=== ACTIVITY ===
Reproduce every line in the listing that contains the word "dataGrid".

--------------------

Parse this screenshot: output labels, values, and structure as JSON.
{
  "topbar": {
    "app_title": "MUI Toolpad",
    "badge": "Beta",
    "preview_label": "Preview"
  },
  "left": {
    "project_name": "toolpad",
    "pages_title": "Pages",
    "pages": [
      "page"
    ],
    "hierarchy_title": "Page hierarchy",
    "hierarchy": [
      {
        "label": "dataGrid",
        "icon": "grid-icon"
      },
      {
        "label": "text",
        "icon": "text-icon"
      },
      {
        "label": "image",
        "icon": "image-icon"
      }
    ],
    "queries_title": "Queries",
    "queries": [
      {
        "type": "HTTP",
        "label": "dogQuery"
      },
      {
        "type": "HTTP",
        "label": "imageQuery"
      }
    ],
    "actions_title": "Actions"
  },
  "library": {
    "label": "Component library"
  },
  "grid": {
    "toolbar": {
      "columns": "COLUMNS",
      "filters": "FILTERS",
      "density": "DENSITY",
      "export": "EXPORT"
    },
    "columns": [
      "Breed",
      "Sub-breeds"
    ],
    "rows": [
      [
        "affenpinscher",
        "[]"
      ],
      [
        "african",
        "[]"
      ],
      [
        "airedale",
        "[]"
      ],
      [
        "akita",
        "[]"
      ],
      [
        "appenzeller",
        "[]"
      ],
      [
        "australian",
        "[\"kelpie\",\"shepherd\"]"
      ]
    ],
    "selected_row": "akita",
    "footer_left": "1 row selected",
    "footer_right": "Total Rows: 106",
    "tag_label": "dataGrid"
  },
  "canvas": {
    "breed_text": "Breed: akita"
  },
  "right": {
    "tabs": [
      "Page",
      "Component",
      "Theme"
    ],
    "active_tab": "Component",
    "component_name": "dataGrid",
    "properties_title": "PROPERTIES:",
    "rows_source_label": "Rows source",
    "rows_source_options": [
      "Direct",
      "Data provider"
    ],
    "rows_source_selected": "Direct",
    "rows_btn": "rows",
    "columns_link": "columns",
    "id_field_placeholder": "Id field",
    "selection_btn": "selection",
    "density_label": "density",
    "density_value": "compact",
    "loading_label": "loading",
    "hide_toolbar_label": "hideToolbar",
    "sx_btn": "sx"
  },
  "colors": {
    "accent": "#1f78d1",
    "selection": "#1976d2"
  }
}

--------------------

=== ANSWER ===
        "label": "dataGrid",
    "tag_label": "dataGrid"
    "component_name": "dataGrid",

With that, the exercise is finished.